Nine’s disinterest in regional media doesn’t just extend to the recently-acquired regional newspaper group it’s trying to offload. Last week, less than two years after rolling out new, standalone newsrooms across regional Australia, Nine closed two of its Queensland newsrooms to cut costs.
The network opened the Toowoomba and Mackay newsrooms in the second half of 2017, after regional network WIN changed its affiliation from Nine to Ten, and announced to staff on Friday they would be closing.
As Crikey reported yesterday, Nine’s current regional affiliate Southern Cross — in whose offices most of Nine’s regional newsrooms were based — declared in its interim results that the regional television operations had no intangible value. It cut the book valuation of the operations by more than $226.9 million.
And in Nine’s interim results, also announced yesterday, the network confirmed what was already known: that its network of regional and community newspapers (Australian Community Media), acquired with the rest of Fairfax Media last year, was for sale. The group includes 130 newspapers across the country, mostly small and regional but including The Canberra Times. The New Zealand titles acquired in the Fairfax takeover are also on the market.
CEO Hugh Marks told The Australian:
In terms of ACM and New Zealand, interested parties are in due diligence.
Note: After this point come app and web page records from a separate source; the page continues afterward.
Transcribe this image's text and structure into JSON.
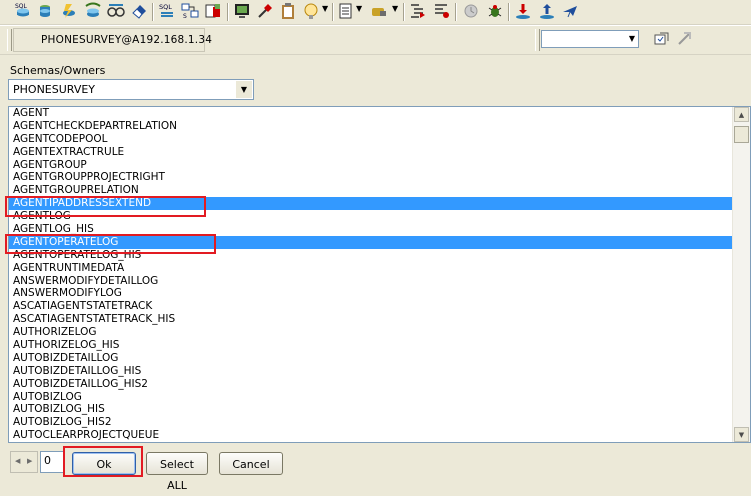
{
  "toolbar": {
    "icons": [
      "sql-db-icon",
      "db-stack-icon",
      "compile-icon",
      "sql-green-icon",
      "sql-explain-icon",
      "eraser-icon",
      "sql-icon",
      "query-builder-icon",
      "table-export-icon",
      "monitor-icon",
      "wand-icon",
      "clipboard-icon",
      "lightbulb-icon",
      "document-icon",
      "tools-icon",
      "indent-icon",
      "bug-icon",
      "disable-icon",
      "debug-icon",
      "import-icon",
      "export-icon",
      "plane-icon"
    ]
  },
  "connection": {
    "label": "PHONESURVEY@A192.168.1.34",
    "combo_value": ""
  },
  "schema": {
    "label": "Schemas/Owners",
    "selected": "PHONESURVEY"
  },
  "list": {
    "items": [
      "AGENT",
      "AGENTCHECKDEPARTRELATION",
      "AGENTCODEPOOL",
      "AGENTEXTRACTRULE",
      "AGENTGROUP",
      "AGENTGROUPPROJECTRIGHT",
      "AGENTGROUPRELATION",
      "AGENTIPADDRESSEXTEND",
      "AGENTLOG",
      "AGENTLOG_HIS",
      "AGENTOPERATELOG",
      "AGENTOPERATELOG_HIS",
      "AGENTRUNTIMEDATA",
      "ANSWERMODIFYDETAILLOG",
      "ANSWERMODIFYLOG",
      "ASCATIAGENTSTATETRACK",
      "ASCATIAGENTSTATETRACK_HIS",
      "AUTHORIZELOG",
      "AUTHORIZELOG_HIS",
      "AUTOBIZDETAILLOG",
      "AUTOBIZDETAILLOG_HIS",
      "AUTOBIZDETAILLOG_HIS2",
      "AUTOBIZLOG",
      "AUTOBIZLOG_HIS",
      "AUTOBIZLOG_HIS2",
      "AUTOCLEARPROJECTQUEUE"
    ],
    "selected_indices": [
      7,
      10
    ]
  },
  "bottom": {
    "page_number": "0",
    "ok_label": "Ok",
    "select_all_label": "Select ALL",
    "cancel_label": "Cancel"
  },
  "colors": {
    "selection": "#3399ff",
    "highlight_box": "#e21b22",
    "window_bg": "#ece9d8"
  }
}
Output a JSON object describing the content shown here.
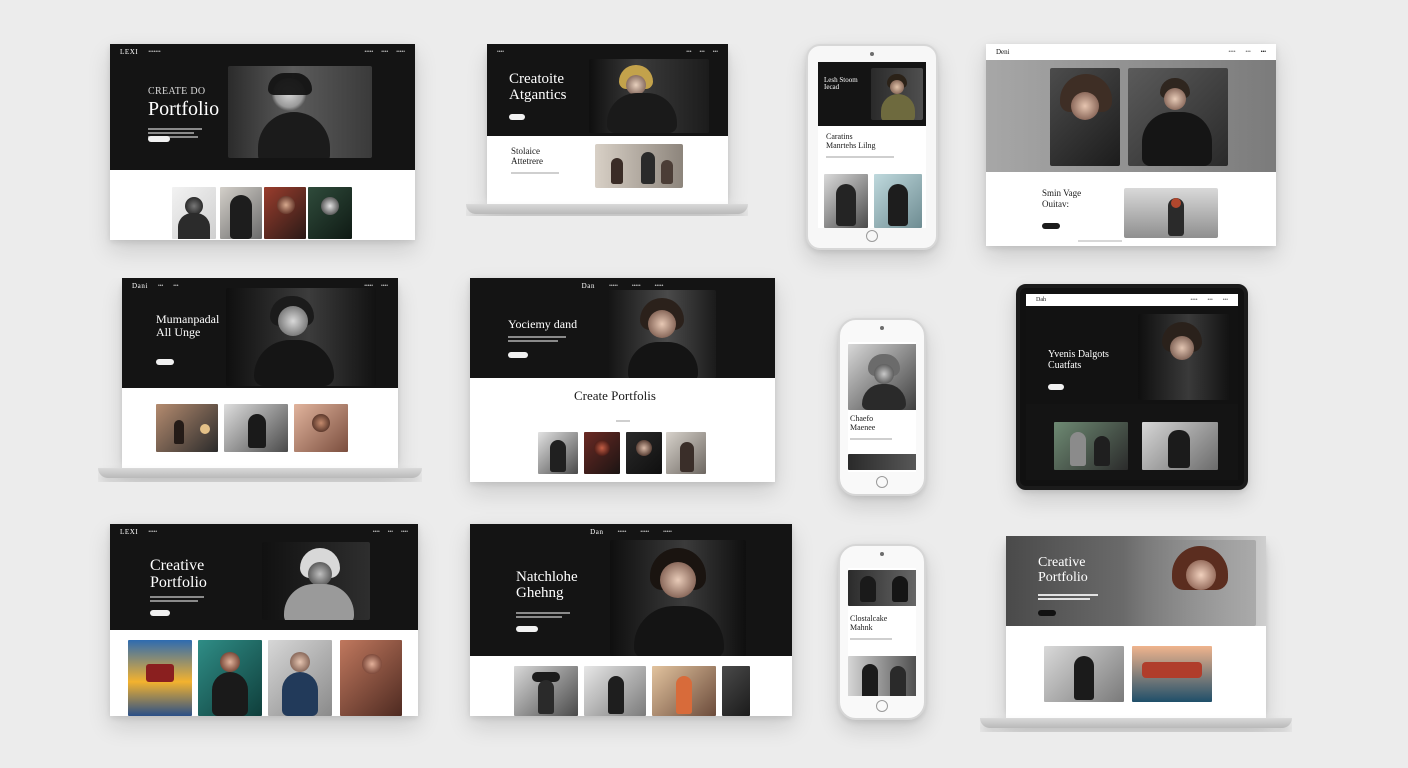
{
  "mockups": [
    {
      "id": "m1",
      "brand": "LEXI",
      "headline_line1": "CREATE DO",
      "headline_line2": "Portfolio",
      "nav": [
        "About",
        "Work",
        "Contact"
      ],
      "colors": {
        "accent": "#141414"
      }
    },
    {
      "id": "m2",
      "headline_line1": "Creatoite",
      "headline_line2": "Atgantics",
      "section_title_line1": "Stolaice",
      "section_title_line2": "Attetrere"
    },
    {
      "id": "m3",
      "headline_line1": "Lesh Stoom",
      "headline_line2": "Iecad",
      "section_title_line1": "Caratins",
      "section_title_line2": "Manrtehs Lilng"
    },
    {
      "id": "m4",
      "brand": "Deni",
      "section_title_line1": "Smin Vage",
      "section_title_line2": "Ouitav:"
    },
    {
      "id": "m5",
      "brand": "Dani",
      "headline_line1": "Mumanpadal",
      "headline_line2": "All Unge"
    },
    {
      "id": "m6",
      "brand": "Dan",
      "headline": "Yociemy dand",
      "section_title": "Create Portfolis"
    },
    {
      "id": "m7",
      "section_title_line1": "Chaefo",
      "section_title_line2": "Maenee"
    },
    {
      "id": "m8",
      "brand": "Dah",
      "headline_line1": "Yvenis Dalgots",
      "headline_line2": "Cuatfats"
    },
    {
      "id": "m9",
      "brand": "LEXI",
      "headline_line1": "Creative",
      "headline_line2": "Portfolio"
    },
    {
      "id": "m10",
      "brand": "Dan",
      "headline_line1": "Natchlohe",
      "headline_line2": "Ghehng"
    },
    {
      "id": "m11",
      "section_title_line1": "Clostalcake",
      "section_title_line2": "Mahnk"
    },
    {
      "id": "m12",
      "headline_line1": "Creative",
      "headline_line2": "Portfolio"
    }
  ],
  "ui": {
    "button_label": "",
    "icons": {
      "home": "home-button-icon"
    }
  }
}
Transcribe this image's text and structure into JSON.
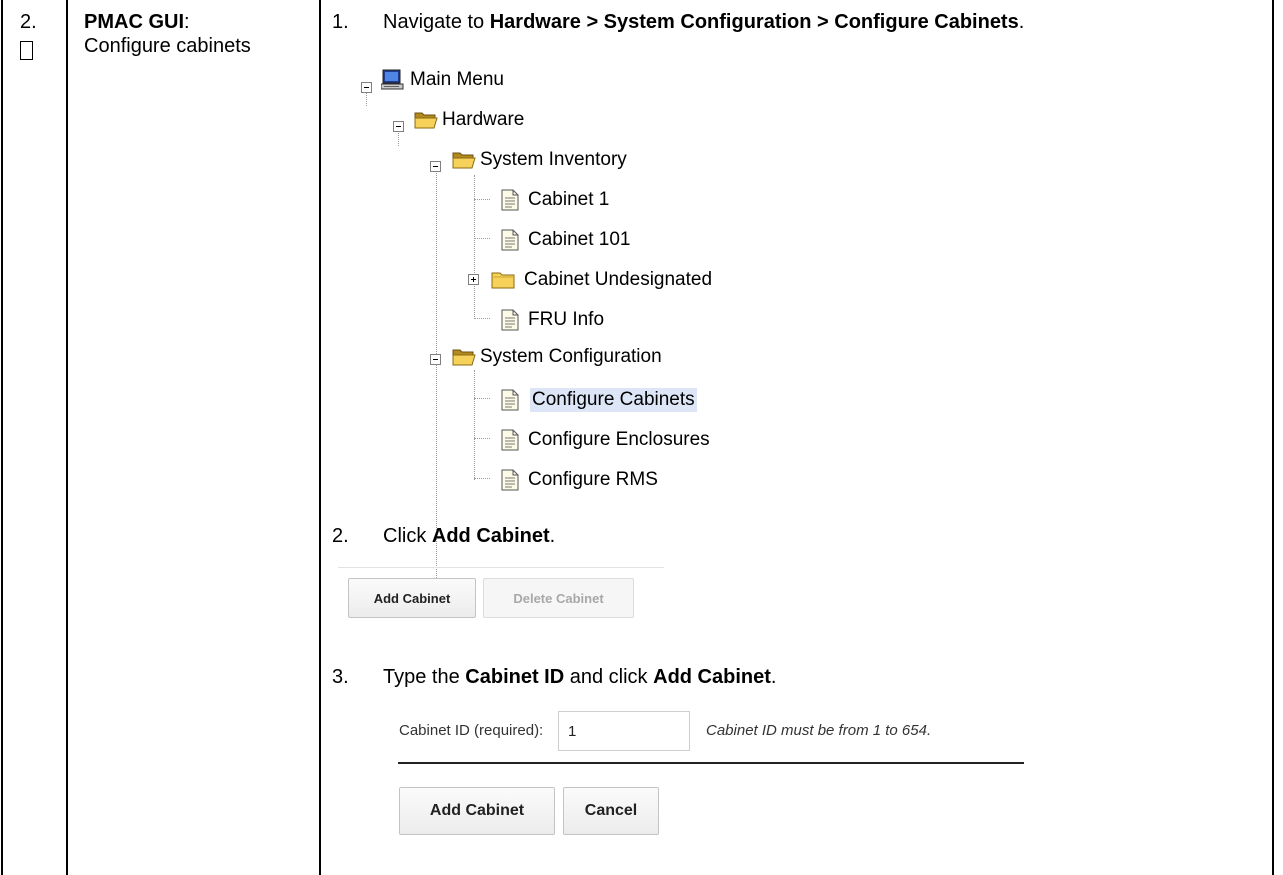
{
  "step": {
    "number": "2.",
    "title_bold": "PMAC GUI",
    "title_colon": ":",
    "subtitle": "Configure cabinets"
  },
  "instructions": [
    {
      "num": "1.",
      "pre": "Navigate to ",
      "bold": "Hardware > System Configuration > Configure Cabinets",
      "post": "."
    },
    {
      "num": "2.",
      "pre": "Click ",
      "bold": "Add Cabinet",
      "post": "."
    },
    {
      "num": "3.",
      "pre": "Type the ",
      "bold": "Cabinet ID",
      "mid": " and click ",
      "bold2": "Add Cabinet",
      "post": "."
    }
  ],
  "tree": {
    "root": "Main Menu",
    "hardware": "Hardware",
    "system_inventory": "System Inventory",
    "inventory_items": [
      "Cabinet 1",
      "Cabinet 101",
      "Cabinet Undesignated",
      "FRU Info"
    ],
    "system_configuration": "System Configuration",
    "configuration_items": [
      "Configure Cabinets",
      "Configure Enclosures",
      "Configure RMS"
    ],
    "selected": "Configure Cabinets"
  },
  "toolbar": {
    "add_label": "Add Cabinet",
    "delete_label": "Delete Cabinet"
  },
  "form": {
    "field_label": "Cabinet ID (required):",
    "field_value": "1",
    "hint": "Cabinet ID must be from 1 to 654.",
    "submit_label": "Add Cabinet",
    "cancel_label": "Cancel"
  }
}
Subject to receiving I think offers that represent acceptable value for our shareholders, I certainly anticipate seeking to complete that process in this financial year.
The Queensland closures have been quietly dealt with. Nine wouldn’t comment to Crikey further than the email that head of regional news Mike Dalton sent to staff. The email said the nine staff affected would be redeployed across the network where possible, and this had already happened for nearly half of them:
Nine would like to reassure staff these changes in no way reflect upon employees’ efforts or professionalism over the past two years.
A spokeswoman told The Daily Mercury the changes were purely about savings: “This is where they see the savings happening. That’s not a message to the journos. The aim is, we want to keep everybody on board.”
Toowoomba will now get a south-east Queensland bulletin without having journalists based in the city, and Mackay will also be shown a regional bulletin with local weather, and state and local news. The other five newsrooms in Queensland will remain in place, as will the four each in Victoria and southern NSW.
Dalton spoke to Crikey in the middle of the roll-out, spruiking the 110 new jobs and Nine’s commitment to regional, local journalism. He acknowledged that Queensland would be a tough market, but thought the bulletins with local newsrooms and presented out of Brisbane would be a success.
“If Nine does news it does it properly,” he said. “It’s Nine’s reputation as a brand … We want to tell local stories. There’s so many regional stories out there that don’t get told and we want to tell those stories. It’s a good news story all up that we’re investing in the industry.”